“Kelly can’t remember (missed shots). He can be 0-of-4 and have three turnovers and he gets a deflection out of bounds and he thinks that’s the play that won the game which is the way it should be. I think that’s great. That’s the way it should be, fun and enthusiastic like that,” Self said.
High praise: KU’s Wayne Selden Jr. was a teammate of ISU’s Georges Niang at Tilton (N.H) school and also with the Boston Amateur Basketball Club. “He’s the best player I played with until I got here,” Selden said, smiling. What about Nerlens Noel? “Best until I got here,” he repeated.
Monday’s festivities: KU athletics will honor former student-athletes who were instrumental in the desegregation of Lawrence during the late 1950s during Monday’s KU-Oklahoma game, to be contested on Martin Luther King Jr. Day.
Homer Floyd (football) and Ernie Shelby (track), who in 1957 expressed their intention to leave KU if some issues regarding discrimination in Lawrence were not addressed, will be introduced during the game. At 4:30 p.m., they will participate in a candlelight vigil at the Strong Hall Rotunda and walk with students from Strong Hall to the Kansas Union for a special social justice celebration.

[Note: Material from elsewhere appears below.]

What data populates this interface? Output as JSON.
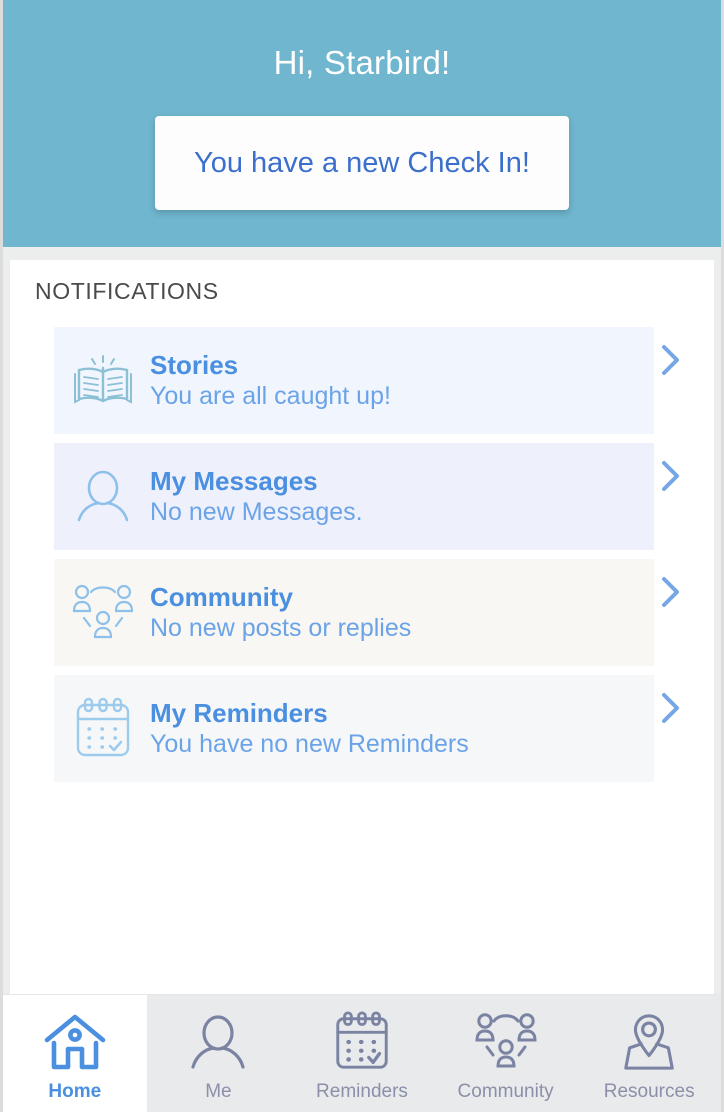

For more information on KU’s Martin Luther King, Jr. Day activities, go to the Web address mlklawrence.com.
Recruiting: KU coach Self went on a recruiting trip to the Bass Pro Tournament of Champions in Springfield, Missouri, on Thursday night. Ivan Rabb, a 6-9 senior from Bishop O’Dowd High in Oakland, California, competed at the tourney with juniors Malik Monk, 6-3, Bentonville (Arkansas) High; V.J. King, 6-7, Paul VI High, Fairfax, Virginia and Harry Giles, 6-10 Wesleyan Christian Academy, Winston-Salem, North Carolina. Rabb is ranked No. 7 in the Class of 2015 by Rivals.com. Giles is ranked No. 2, Monk No. 6 and King No. 18 in the Class of 2016.
Points down: Self was asked about scoring being down in college basketball this season.
“I think a lot of that is bad offense. I think a lot of it is, it’s easier to coach defense than offense and a lot of times easier to stop people than it is to exploit people,” Self said.
“But our players’ skill sets, I don’t think is quite as good. I think it’s just generally going down in large part because we don’t have as many good players playing, many great players playing in the college game as what we’ve had in most of the years past because none of them stay past their sophomore year.”